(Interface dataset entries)
□ □ □ □ □
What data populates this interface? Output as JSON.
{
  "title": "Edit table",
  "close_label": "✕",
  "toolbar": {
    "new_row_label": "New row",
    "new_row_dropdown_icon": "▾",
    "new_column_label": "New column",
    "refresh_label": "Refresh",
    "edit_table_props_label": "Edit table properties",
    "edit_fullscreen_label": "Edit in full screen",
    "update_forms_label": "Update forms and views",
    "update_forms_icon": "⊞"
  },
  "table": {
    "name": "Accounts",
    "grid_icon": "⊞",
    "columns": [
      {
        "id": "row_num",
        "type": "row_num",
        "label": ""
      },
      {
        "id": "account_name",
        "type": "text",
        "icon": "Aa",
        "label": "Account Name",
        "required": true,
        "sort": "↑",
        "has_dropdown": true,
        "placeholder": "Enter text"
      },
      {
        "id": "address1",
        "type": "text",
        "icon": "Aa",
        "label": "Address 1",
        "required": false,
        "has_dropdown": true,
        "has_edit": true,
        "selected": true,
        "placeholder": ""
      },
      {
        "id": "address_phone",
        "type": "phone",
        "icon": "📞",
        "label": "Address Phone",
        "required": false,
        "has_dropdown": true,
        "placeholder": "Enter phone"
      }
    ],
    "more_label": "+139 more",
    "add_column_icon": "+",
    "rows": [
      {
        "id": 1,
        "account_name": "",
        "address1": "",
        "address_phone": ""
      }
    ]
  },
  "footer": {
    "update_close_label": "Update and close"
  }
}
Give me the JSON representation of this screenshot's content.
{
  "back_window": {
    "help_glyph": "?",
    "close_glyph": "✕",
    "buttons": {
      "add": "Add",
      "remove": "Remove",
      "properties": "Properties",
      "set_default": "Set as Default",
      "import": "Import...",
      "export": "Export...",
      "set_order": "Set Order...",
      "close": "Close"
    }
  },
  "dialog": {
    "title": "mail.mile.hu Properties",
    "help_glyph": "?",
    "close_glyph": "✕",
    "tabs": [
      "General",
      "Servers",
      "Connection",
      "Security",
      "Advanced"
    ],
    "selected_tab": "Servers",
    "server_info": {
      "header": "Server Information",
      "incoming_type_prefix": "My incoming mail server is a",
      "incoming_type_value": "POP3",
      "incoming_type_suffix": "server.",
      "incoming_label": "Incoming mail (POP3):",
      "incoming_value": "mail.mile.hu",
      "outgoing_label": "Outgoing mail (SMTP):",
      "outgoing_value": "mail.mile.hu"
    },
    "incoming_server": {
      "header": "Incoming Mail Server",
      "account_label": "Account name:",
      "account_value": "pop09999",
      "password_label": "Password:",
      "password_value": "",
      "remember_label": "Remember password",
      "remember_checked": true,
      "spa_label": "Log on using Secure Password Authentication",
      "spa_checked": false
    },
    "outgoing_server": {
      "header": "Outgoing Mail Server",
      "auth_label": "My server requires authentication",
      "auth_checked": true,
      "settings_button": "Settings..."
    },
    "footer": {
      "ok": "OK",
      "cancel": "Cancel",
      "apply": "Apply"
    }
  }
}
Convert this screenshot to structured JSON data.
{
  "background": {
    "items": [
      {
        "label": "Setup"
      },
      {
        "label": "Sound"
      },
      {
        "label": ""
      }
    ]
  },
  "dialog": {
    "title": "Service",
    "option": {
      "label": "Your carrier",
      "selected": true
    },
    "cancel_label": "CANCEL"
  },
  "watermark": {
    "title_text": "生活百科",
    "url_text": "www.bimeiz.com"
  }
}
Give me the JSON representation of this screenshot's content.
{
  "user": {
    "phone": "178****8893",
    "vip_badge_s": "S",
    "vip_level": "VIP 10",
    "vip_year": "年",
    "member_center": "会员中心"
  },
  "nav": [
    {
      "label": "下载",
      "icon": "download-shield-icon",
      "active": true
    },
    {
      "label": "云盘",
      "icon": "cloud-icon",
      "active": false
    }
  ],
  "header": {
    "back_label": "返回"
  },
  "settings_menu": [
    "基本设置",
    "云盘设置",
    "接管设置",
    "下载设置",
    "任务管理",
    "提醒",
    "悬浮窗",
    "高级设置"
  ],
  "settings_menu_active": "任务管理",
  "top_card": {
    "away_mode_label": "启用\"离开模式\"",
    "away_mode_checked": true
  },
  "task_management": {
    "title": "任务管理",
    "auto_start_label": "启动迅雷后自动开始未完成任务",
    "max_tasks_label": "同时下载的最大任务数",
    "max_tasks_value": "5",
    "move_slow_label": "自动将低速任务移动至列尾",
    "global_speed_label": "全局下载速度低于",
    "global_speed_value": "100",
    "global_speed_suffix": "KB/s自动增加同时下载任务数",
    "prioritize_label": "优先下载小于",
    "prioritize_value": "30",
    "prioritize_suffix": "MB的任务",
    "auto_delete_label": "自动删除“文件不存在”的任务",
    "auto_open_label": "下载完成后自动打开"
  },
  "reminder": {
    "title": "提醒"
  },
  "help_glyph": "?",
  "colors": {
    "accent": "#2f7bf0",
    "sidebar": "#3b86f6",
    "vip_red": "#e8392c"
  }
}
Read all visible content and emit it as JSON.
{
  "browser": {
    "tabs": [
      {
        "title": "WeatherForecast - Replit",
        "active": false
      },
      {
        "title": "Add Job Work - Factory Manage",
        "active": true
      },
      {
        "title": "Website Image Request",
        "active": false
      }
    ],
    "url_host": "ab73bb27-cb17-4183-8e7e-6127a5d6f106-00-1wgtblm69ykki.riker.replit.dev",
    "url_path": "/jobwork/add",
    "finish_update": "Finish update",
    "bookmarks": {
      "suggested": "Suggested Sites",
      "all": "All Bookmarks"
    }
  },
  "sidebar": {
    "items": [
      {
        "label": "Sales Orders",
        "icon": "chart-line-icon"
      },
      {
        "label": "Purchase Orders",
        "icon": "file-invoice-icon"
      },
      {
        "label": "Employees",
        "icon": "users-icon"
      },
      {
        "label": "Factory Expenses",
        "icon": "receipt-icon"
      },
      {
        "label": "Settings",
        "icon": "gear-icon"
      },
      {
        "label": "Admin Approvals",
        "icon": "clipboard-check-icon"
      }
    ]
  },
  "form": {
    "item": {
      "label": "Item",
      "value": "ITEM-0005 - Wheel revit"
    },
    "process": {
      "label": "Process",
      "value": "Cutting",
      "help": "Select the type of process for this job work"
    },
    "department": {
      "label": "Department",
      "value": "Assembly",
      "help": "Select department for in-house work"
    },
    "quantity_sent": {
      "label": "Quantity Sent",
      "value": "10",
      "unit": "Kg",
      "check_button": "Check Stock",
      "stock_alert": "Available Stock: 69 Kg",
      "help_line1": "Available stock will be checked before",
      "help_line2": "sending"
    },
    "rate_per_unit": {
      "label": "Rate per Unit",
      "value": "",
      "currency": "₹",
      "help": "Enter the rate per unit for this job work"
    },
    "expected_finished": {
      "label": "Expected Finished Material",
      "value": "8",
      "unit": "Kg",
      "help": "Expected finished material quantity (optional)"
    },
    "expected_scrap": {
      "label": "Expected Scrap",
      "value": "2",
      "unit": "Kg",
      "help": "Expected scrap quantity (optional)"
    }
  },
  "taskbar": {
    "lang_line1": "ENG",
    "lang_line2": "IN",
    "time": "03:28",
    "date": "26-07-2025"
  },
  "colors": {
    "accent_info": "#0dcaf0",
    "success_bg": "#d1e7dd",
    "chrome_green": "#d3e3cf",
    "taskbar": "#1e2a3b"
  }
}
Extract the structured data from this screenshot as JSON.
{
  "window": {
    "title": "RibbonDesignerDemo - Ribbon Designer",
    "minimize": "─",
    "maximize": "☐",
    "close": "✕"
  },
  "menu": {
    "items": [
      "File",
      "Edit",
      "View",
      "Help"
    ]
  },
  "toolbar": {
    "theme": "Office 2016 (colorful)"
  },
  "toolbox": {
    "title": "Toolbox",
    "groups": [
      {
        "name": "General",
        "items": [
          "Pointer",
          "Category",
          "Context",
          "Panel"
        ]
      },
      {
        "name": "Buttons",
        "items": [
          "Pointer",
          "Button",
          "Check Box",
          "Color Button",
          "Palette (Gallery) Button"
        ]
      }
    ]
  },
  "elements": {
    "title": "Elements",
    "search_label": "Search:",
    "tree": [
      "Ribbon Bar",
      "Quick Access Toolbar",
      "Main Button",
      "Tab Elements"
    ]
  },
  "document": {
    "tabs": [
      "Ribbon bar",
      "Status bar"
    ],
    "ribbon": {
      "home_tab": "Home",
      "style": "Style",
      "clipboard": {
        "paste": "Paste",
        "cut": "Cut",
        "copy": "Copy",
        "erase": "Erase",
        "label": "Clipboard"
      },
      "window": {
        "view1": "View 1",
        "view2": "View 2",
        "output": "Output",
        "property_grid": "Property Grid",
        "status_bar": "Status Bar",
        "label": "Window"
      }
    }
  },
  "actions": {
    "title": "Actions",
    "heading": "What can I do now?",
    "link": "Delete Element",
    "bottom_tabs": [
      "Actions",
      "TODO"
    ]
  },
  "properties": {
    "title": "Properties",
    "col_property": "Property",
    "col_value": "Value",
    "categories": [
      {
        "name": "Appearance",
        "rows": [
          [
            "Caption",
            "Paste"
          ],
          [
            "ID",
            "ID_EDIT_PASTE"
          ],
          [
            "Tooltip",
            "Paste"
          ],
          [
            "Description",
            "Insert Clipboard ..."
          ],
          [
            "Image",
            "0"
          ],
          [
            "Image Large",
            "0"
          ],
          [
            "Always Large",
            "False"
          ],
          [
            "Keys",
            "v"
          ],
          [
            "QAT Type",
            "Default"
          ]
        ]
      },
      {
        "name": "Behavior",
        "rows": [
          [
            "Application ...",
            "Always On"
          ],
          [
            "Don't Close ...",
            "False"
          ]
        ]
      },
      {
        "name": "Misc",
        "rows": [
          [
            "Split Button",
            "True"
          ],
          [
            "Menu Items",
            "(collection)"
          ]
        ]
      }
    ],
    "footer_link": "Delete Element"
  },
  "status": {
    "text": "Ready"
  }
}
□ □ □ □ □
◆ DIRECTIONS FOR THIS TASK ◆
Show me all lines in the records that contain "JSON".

◆ ANSWER AREA ◆
What data populates this interface? Output as JSON.
Give me the JSON representation of this screenshot's content.
Convert this screenshot to structured JSON data.
Give me the JSON representation of this screenshot's content.
Read all visible content and emit it as JSON.
Extract the structured data from this screenshot as JSON.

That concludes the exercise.